I packed some food, clothes, hiking boots, and - this time I remembered to bring a camera. After work Saturday morning, I picked up my friend Redwood, and we headed east on I-90 toward Snoqualmie Pass. This was the same pass where Westly had run dry a few weeks earlier so I made sure the tank was topped off. The cloud cover was thinning as Westly charged up the grade. At Hyak, near the summit, several feet of snow still bordered the road. Keechelus Lake lay beside us, flat and gray until a late morning sun-break set it to sparkling. By the time we reached Cle Elum (a somewhat loose translation of the Kittitas Tribe word for "swift water") it was time to shut off the heat and watch for the Indian John Hill rest area.
|Finally feeling the warmth at Indian John Hill|
An very succinct video clip from Mikes Road Trip
Back on I-90, the terrain levels out into the Columbia Basin. Just past George (average annual rainfall just 8 inches), Hwy 283 cuts off in a North-Easterly direction, intersecting with Hwy 28 near Ephrata. Not far after, Hwy 17 heads North to our destination, Soap Lake.
View Larger Map
Soap Lake is located at the South end of the Coulee Corridor which was formed around 11,000 to 17,000 years ago by a series of floods that ended the last ice age. The floods eventually emptied glacial Lake Missoula, sending more than 500 cubic miles of water at an estimated 15 times the combined flow of all the rivers currently in the world. It rushed across parts of Washington, Idaho and Oregon carrying along billions of tons of earth and rock as it went. The Grand Coulee and Channeled Scablands of Washington, the Columbia River Gorge in Washington and Oregon and the Willamette Valley in Oregon are all the result of these floods.
The lake is unusual in that it a meromitric lake - two layers of differing mineral composition that have apparently not ever mixed. The Grand Coulee was a sort of highway for Native American tribes to access the Columbia river basin. They would camp and stash supplies in caves along the way, and they valued the water and mud of Soap Lake for it's medicinal properties. They referred to the lake as Smokiam which means "Healing Waters".
|Downtown Soap Lake|
No traffic signals

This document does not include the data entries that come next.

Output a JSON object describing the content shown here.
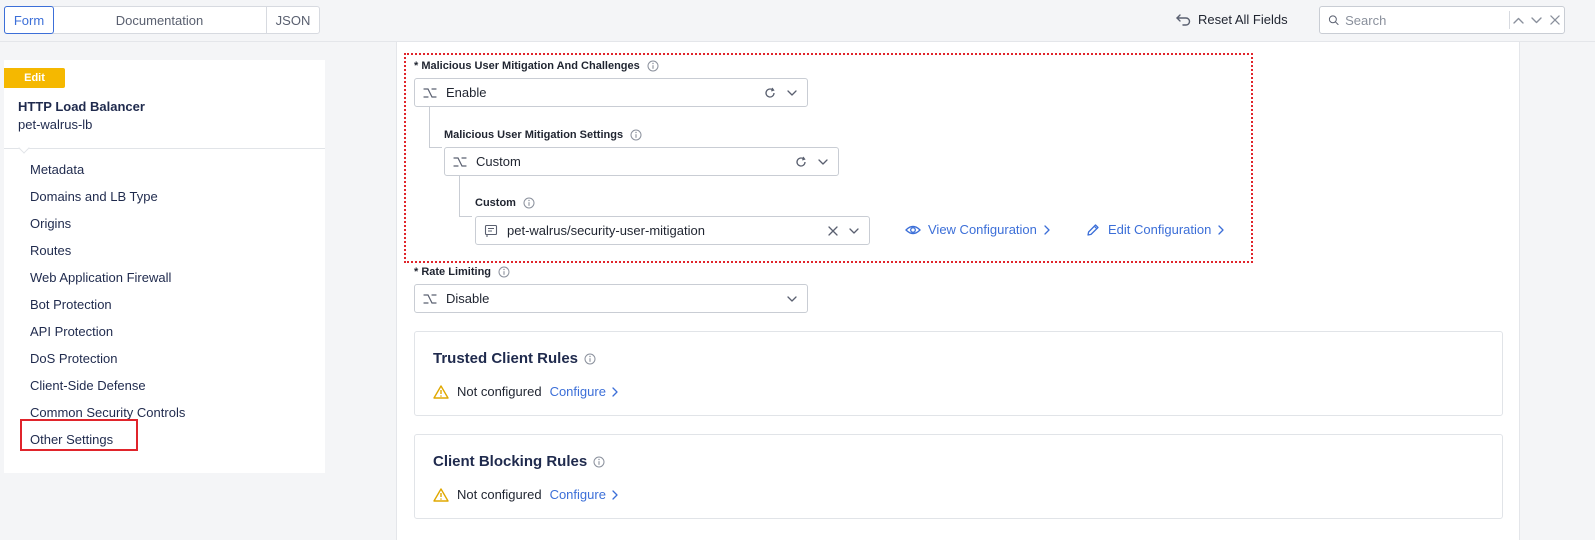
{
  "header": {
    "tabs": [
      {
        "label": "Form"
      },
      {
        "label": "Documentation"
      },
      {
        "label": "JSON"
      }
    ],
    "reset_label": "Reset All Fields",
    "search_placeholder": "Search"
  },
  "sidebar": {
    "badge": "Edit",
    "title": "HTTP Load Balancer",
    "subtitle": "pet-walrus-lb",
    "items": [
      {
        "label": "Metadata"
      },
      {
        "label": "Domains and LB Type"
      },
      {
        "label": "Origins"
      },
      {
        "label": "Routes"
      },
      {
        "label": "Web Application Firewall"
      },
      {
        "label": "Bot Protection"
      },
      {
        "label": "API Protection"
      },
      {
        "label": "DoS Protection"
      },
      {
        "label": "Client-Side Defense"
      },
      {
        "label": "Common Security Controls"
      },
      {
        "label": "Other Settings"
      }
    ]
  },
  "form": {
    "mitigation": {
      "label": "* Malicious User Mitigation And Challenges",
      "value": "Enable"
    },
    "settings": {
      "label": "Malicious User Mitigation Settings",
      "value": "Custom"
    },
    "custom": {
      "label": "Custom",
      "value": "pet-walrus/security-user-mitigation",
      "view_link": "View Configuration",
      "edit_link": "Edit Configuration"
    },
    "rate_limiting": {
      "label": "* Rate Limiting",
      "value": "Disable"
    }
  },
  "cards": [
    {
      "title": "Trusted Client Rules",
      "status": "Not configured",
      "action": "Configure"
    },
    {
      "title": "Client Blocking Rules",
      "status": "Not configured",
      "action": "Configure"
    }
  ],
  "colors": {
    "accent": "#3c6fd8",
    "badge": "#f5b800",
    "highlight": "#e0242b",
    "warning": "#f5b800"
  }
}
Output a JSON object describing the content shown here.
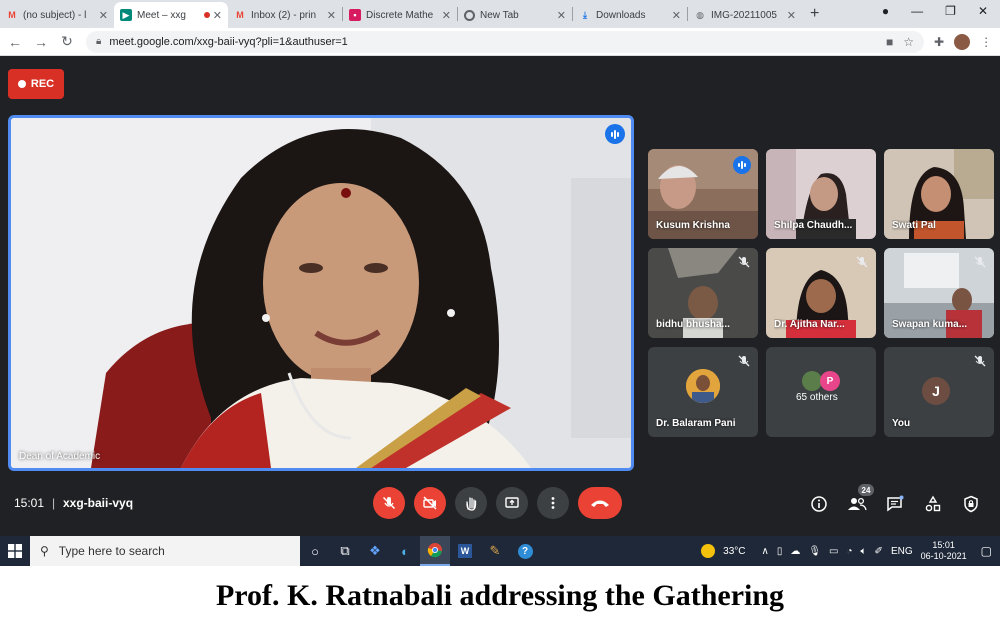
{
  "browser": {
    "tabs": [
      {
        "title": "(no subject) - l",
        "favicon": "gmail-icon"
      },
      {
        "title": "Meet – xxg",
        "favicon": "meet-icon",
        "active": true,
        "recording": true
      },
      {
        "title": "Inbox (2) - prin",
        "favicon": "gmail-icon"
      },
      {
        "title": "Discrete Mathe",
        "favicon": "bookmark-icon"
      },
      {
        "title": "New Tab",
        "favicon": "chrome-icon"
      },
      {
        "title": "Downloads",
        "favicon": "download-icon"
      },
      {
        "title": "IMG-20211005",
        "favicon": "globe-icon"
      }
    ],
    "url": "meet.google.com/xxg-baii-vyq?pli=1&authuser=1"
  },
  "meet": {
    "rec_label": "REC",
    "main_speaker_label": "Dean of Academic",
    "time": "15:01",
    "meeting_code": "xxg-baii-vyq",
    "participant_count": "24",
    "tiles": [
      {
        "name": "Kusum Krishna",
        "speaking": true
      },
      {
        "name": "Shilpa Chaudh..."
      },
      {
        "name": "Swati Pal"
      },
      {
        "name": "bidhu bhusha...",
        "muted": true
      },
      {
        "name": "Dr. Ajitha Nar...",
        "muted": true
      },
      {
        "name": "Swapan kuma...",
        "muted": true
      },
      {
        "name": "Dr. Balaram Pani",
        "muted": true
      },
      {
        "name": "65 others",
        "avatar_letter": "P"
      },
      {
        "name": "You",
        "muted": true,
        "avatar_letter": "J"
      }
    ]
  },
  "taskbar": {
    "search_placeholder": "Type here to search",
    "weather": "33°C",
    "language": "ENG",
    "time": "15:01",
    "date": "06-10-2021"
  },
  "caption": "Prof. K. Ratnabali addressing the Gathering",
  "colors": {
    "meet_bg": "#202124",
    "accent_blue": "#1a73e8",
    "red": "#ea4335",
    "tile_bg": "#3c4043"
  }
}
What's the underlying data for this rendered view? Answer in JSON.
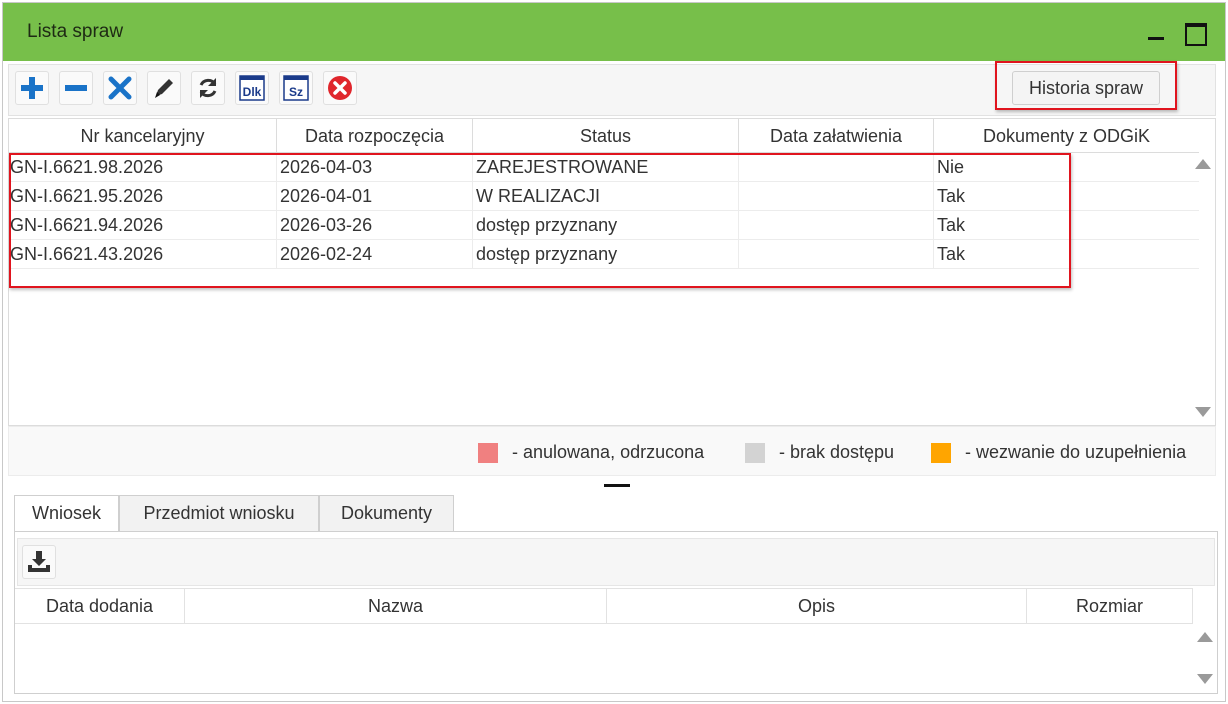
{
  "window": {
    "title": "Lista spraw",
    "accent_color": "#77bf4a",
    "minimize_icon": "minimize-icon",
    "maximize_icon": "maximize-icon"
  },
  "toolbar": {
    "buttons": [
      {
        "name": "add",
        "icon": "plus-icon"
      },
      {
        "name": "remove",
        "icon": "minus-icon"
      },
      {
        "name": "delete",
        "icon": "x-icon"
      },
      {
        "name": "edit",
        "icon": "pencil-icon"
      },
      {
        "name": "refresh",
        "icon": "refresh-icon"
      },
      {
        "name": "dlk",
        "icon": "dlk-icon",
        "label": "Dlk"
      },
      {
        "name": "sz",
        "icon": "sz-icon",
        "label": "Sz"
      },
      {
        "name": "cancel",
        "icon": "cancel-circle-icon"
      }
    ],
    "history_button": "Historia spraw"
  },
  "cases_table": {
    "columns": [
      "Nr kancelaryjny",
      "Data rozpoczęcia",
      "Status",
      "Data załatwienia",
      "Dokumenty z ODGiK"
    ],
    "rows": [
      {
        "nr": "GN-I.6621.98.2026",
        "data_rozp": "2026-04-03",
        "status": "ZAREJESTROWANE",
        "data_zal": "",
        "dok": "Nie"
      },
      {
        "nr": "GN-I.6621.95.2026",
        "data_rozp": "2026-04-01",
        "status": "W REALIZACJI",
        "data_zal": "",
        "dok": "Tak"
      },
      {
        "nr": "GN-I.6621.94.2026",
        "data_rozp": "2026-03-26",
        "status": "dostęp przyznany",
        "data_zal": "",
        "dok": "Tak"
      },
      {
        "nr": "GN-I.6621.43.2026",
        "data_rozp": "2026-02-24",
        "status": "dostęp przyznany",
        "data_zal": "",
        "dok": "Tak"
      }
    ]
  },
  "legend": [
    {
      "label": "- anulowana, odrzucona",
      "color": "#f08080"
    },
    {
      "label": "- brak dostępu",
      "color": "#d3d3d3"
    },
    {
      "label": "- wezwanie do uzupełnienia",
      "color": "#ffa500"
    }
  ],
  "tabs": [
    "Wniosek",
    "Przedmiot wniosku",
    "Dokumenty"
  ],
  "documents_table": {
    "download_icon": "download-icon",
    "columns": [
      "Data dodania",
      "Nazwa",
      "Opis",
      "Rozmiar"
    ]
  }
}
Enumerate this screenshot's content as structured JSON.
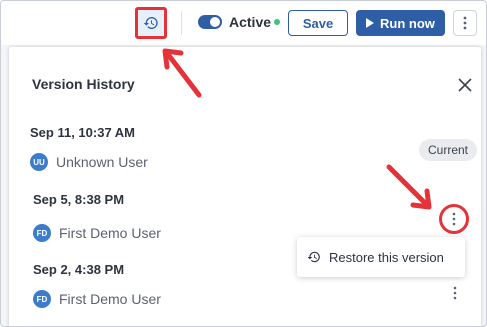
{
  "toolbar": {
    "history_icon": "history-icon",
    "toggle_state": "on",
    "active_label": "Active",
    "save_label": "Save",
    "run_label": "Run now",
    "more_icon": "kebab-icon"
  },
  "panel": {
    "title": "Version History",
    "versions": [
      {
        "date": "Sep 11, 10:37 AM",
        "initials": "UU",
        "user": "Unknown User",
        "badge": "Current"
      },
      {
        "date": "Sep 5, 8:38 PM",
        "initials": "FD",
        "user": "First Demo User"
      },
      {
        "date": "Sep 2, 4:38 PM",
        "initials": "FD",
        "user": "First Demo User"
      }
    ],
    "menu": {
      "restore_label": "Restore this version",
      "restore_icon": "history-icon"
    }
  },
  "colors": {
    "accent": "#2e5fa6",
    "highlight": "#e53238",
    "active_dot": "#3ec479",
    "avatar": "#3d7cc9"
  }
}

|How groovy would this be??|
Update: 04/28 - Now the Yakama Nation, having been defined by an 1855 treaty as the indigenous people of the Soap Lake area have requested that the name be changed to Cheem-Ti-Wa-Tum (no translation given) which is what their elders called it.
The following poem is from the back of the Don's Restaurant "Dining With A Western Flavor" menu:
There is healing in the waters and the sunlight - by the lake,
Here your ailments and disorders could dissolve without mistake.
You must try this awesome wonder if you ail and might be cured...
'Tis a miracle of nature...half-again plus all you've heard.
In the past our redskin brothers met beside Smokiams's shore,
And they bathed here and they healed here...this was in the days of yore.
Never man was offered bounty like this spa in desert sun,
Ultra-violet shines upon you, breezes cool - when day is done.
You must come to see the wonder of this mineral water spa,
And the truths you'll see around you all are part of nature's law.
Mineral water is our treasure, come and sample if you'd care,
You may find that life awaits you...you may find your answered prayer!
By Joyce E. Conklin, November, 1981
|Shelter from the wind|
|Art in Soap Lake City Park|
|Remember when playgrounds had swings and a merry go round?|
At Soap Lake, they still do
|Redwood prepares for the trek|
We set off on what turned out to be a close to 12 mile hike up canyons, through draws, across mesas, past long abandoned homesteads, and finally to the petroglyph rock.
|On the trail|
|A busy bumble bee shares a flower with a tiny spider|
Click to enlarge
|Cistern at an old homestead|
|The petroglyph rock|
|Mock Orange in bloom framed by a cave|
|Fine dining in Soap Lake|
The sign must have been neon at one time...
|Soap Lake House|
|Canna Street South|
|Soap Lake house made of basalt rocks|
|Making camp in the afterglow|
Below - Westly moves it. Thanks Redwood for putting this video together
Redwood also sent me these images he created on the trip:
|Westly in the Wild Horse Monument parking lot|
|Found on the curb behind Westly|
|Sunday Morning calm at Lake Smokiam|
|Prepared for rough riding|